summarized. Media, culture treatment, and illumination conditions In contrast to inducing selleck chemicals micronutrient deficiency in C. reinhardtii, which takes a lot of effort to exclude trace amounts of metal ions from the growth medium (Quinn and Merchant 1998), it is not difficult to deprive C. reinhardtii cells of the macronutrient sulphur (S). Standard TAP medium (Harris 1989, 2009) contains about 0.5 mM of sulphate. 400 μM of the latter derive from the salt solution, and about 100 μM originates from the trace element solution, which contains sulphate salts of Zn, Cu, and Fe. To prepare S-free medium, AZ 628 purchase the standard SBI-0206965 TAP recipe is used, but the Beijerinck’s salt solution is prepared with MgCl2 instead of using MgSO4. Accordingly, the trace element solution contains the chloride salts of Zn, Cu, and Fe. Double distilled water should be used for the preparation of the stock solutions and the media to avoid sulphate contamination. To induce S deprivation in C. reinhardtii, the cells are grown in standard TAP medium in the light and then transferred to S-free medium. For this purpose, the cells are centrifuged as described above, the supernatant is discarded, and the cell pellet is gently resuspended in the original volume of S-free medium. Another centrifugation

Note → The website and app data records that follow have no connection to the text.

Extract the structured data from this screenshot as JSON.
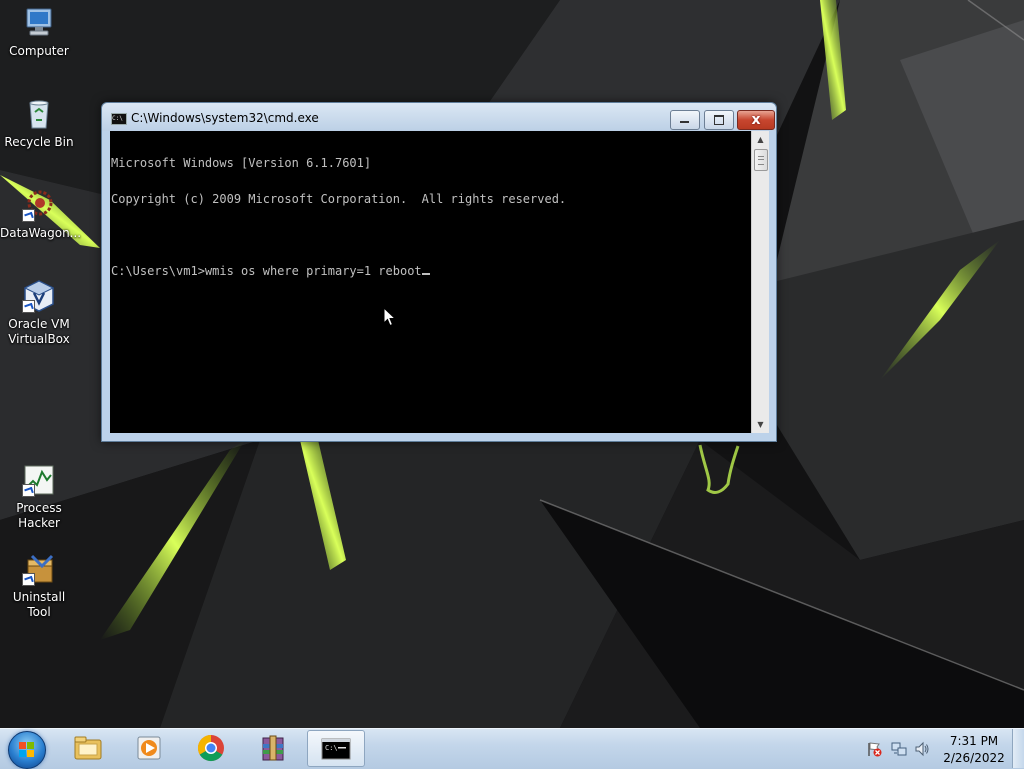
{
  "desktop": {
    "icons": [
      {
        "label": "Computer",
        "icon": "computer-icon"
      },
      {
        "label": "Recycle Bin",
        "icon": "recycle-bin-icon"
      },
      {
        "label": "DataWagon...",
        "icon": "datawagon-icon"
      },
      {
        "label_line1": "Oracle VM",
        "label_line2": "VirtualBox",
        "icon": "virtualbox-icon"
      },
      {
        "label_line1": "Process",
        "label_line2": "Hacker",
        "icon": "process-hacker-icon"
      },
      {
        "label": "Uninstall Tool",
        "icon": "uninstall-tool-icon"
      }
    ]
  },
  "cmd_window": {
    "title": "C:\\Windows\\system32\\cmd.exe",
    "title_icon_text": "C:\\",
    "close_label": "x",
    "lines": [
      "Microsoft Windows [Version 6.1.7601]",
      "Copyright (c) 2009 Microsoft Corporation.  All rights reserved.",
      "",
      "C:\\Users\\vm1>wmis os where primary=1 reboot"
    ],
    "colors": {
      "background": "#000000",
      "text": "#c0c0c0"
    }
  },
  "taskbar": {
    "pinned": [
      {
        "name": "windows-explorer",
        "icon": "folder-icon"
      },
      {
        "name": "media-player",
        "icon": "media-player-icon"
      },
      {
        "name": "google-chrome",
        "icon": "chrome-icon"
      },
      {
        "name": "winrar",
        "icon": "winrar-icon"
      },
      {
        "name": "command-prompt",
        "icon": "cmd-icon",
        "active": true
      }
    ],
    "tray": {
      "icons": [
        "action-center-flag-icon",
        "network-icon",
        "volume-icon"
      ],
      "time": "7:31 PM",
      "date": "2/26/2022"
    }
  }
}
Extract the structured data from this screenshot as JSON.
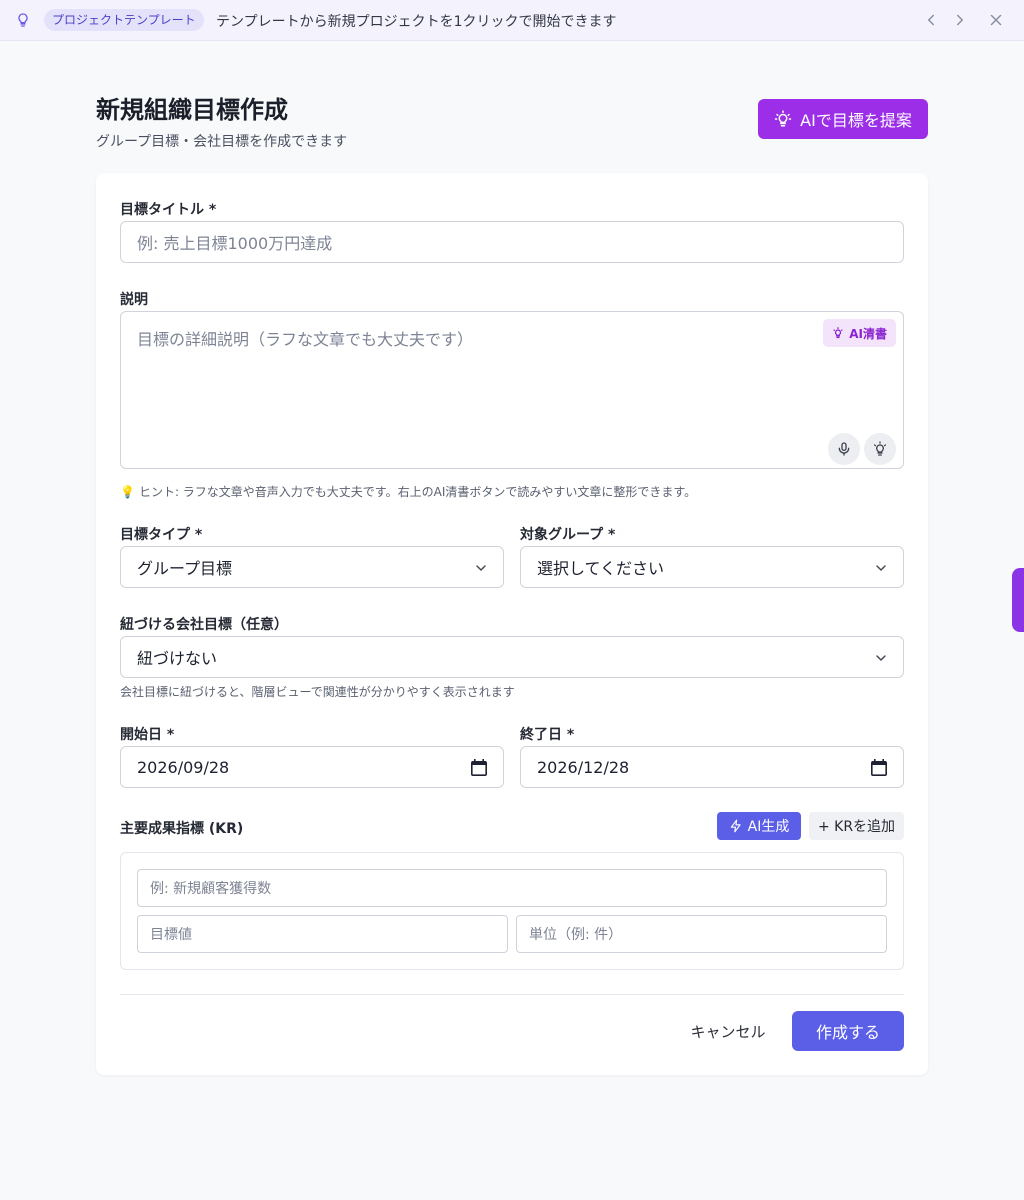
{
  "banner": {
    "tag": "プロジェクトテンプレート",
    "message": "テンプレートから新規プロジェクトを1クリックで開始できます"
  },
  "header": {
    "title": "新規組織目標作成",
    "subtitle": "グループ目標・会社目標を作成できます",
    "ai_suggest_label": "AIで目標を提案"
  },
  "form": {
    "title_label": "目標タイトル *",
    "title_placeholder": "例: 売上目標1000万円達成",
    "description_label": "説明",
    "description_placeholder": "目標の詳細説明（ラフな文章でも大丈夫です）",
    "ai_clean_label": "AI清書",
    "hint_emoji": "💡",
    "hint": "ヒント: ラフな文章や音声入力でも大丈夫です。右上のAI清書ボタンで読みやすい文章に整形できます。",
    "type_label": "目標タイプ *",
    "type_value": "グループ目標",
    "group_label": "対象グループ *",
    "group_value": "選択してください",
    "parent_label": "紐づける会社目標（任意）",
    "parent_value": "紐づけない",
    "parent_hint": "会社目標に紐づけると、階層ビューで関連性が分かりやすく表示されます",
    "start_label": "開始日 *",
    "start_value": "2026/09/28",
    "end_label": "終了日 *",
    "end_value": "2026/12/28",
    "kr_label": "主要成果指標 (KR)",
    "kr_ai_label": "AI生成",
    "kr_add_label": "+ KRを追加",
    "kr_name_placeholder": "例: 新規顧客獲得数",
    "kr_target_placeholder": "目標値",
    "kr_unit_placeholder": "単位（例: 件）",
    "cancel_label": "キャンセル",
    "submit_label": "作成する"
  },
  "icons": {
    "banner": "lightbulb-icon",
    "nav": [
      "chevron-left-icon",
      "chevron-right-icon",
      "close-icon"
    ],
    "select": "chevron-down-icon",
    "date": "calendar-icon",
    "mic": "microphone-icon",
    "ai": "lightbulb-icon",
    "kr_ai": "lightning-icon"
  },
  "colors": {
    "primary": "#5b5fe8",
    "ai_purple": "#9b2ee6",
    "ai_clean_bg": "#f3e4fb",
    "banner_bg": "#f4f3fd"
  }
}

step follows, the supernatant is discarded once more, and the cells are resuspended in

S-free medium again. There are several philosophies on how many washing steps should be carried out. Some research groups carry out up to five washing steps (e.g., Kosourov et al. 2002), whereas others wash only once (Hemschemeier et al. 2008). It should be kept in mind that every centrifugation step affects the algal cells and may induce an anaerobic metabolism already, on the other hand, some sulphate might stick to the cells so that one washing Calpain step could be insufficient to remove any S from the cells. The procedure might be chosen according to the experimental aims. An alternative approach to deprive algal cells of S is to inoculate them in a medium with a limited amount of sulphate (Zhang et al. 2002). We experienced that inoculating a low amount of C. reinhardtii cells grown in standard TAP medium in new medium containing 50 μM sulphate (by adding a sterile MgSO4 stock solution to S-free TAP medium) allows them to grow until they reach a chlorophyll content of about 20 μg ml−1. Then, they will pass to the S-deprived stage and induce the set of adaptations figured out below. There is an easy method to check whether the Chlamydomonas culture already experiences S starvation. Several green algal species such as C. reinhardtii secrete a periplasmatic arylsulfatase as soon as they sense limitations of sulphate (Lien and Schreiner 1975).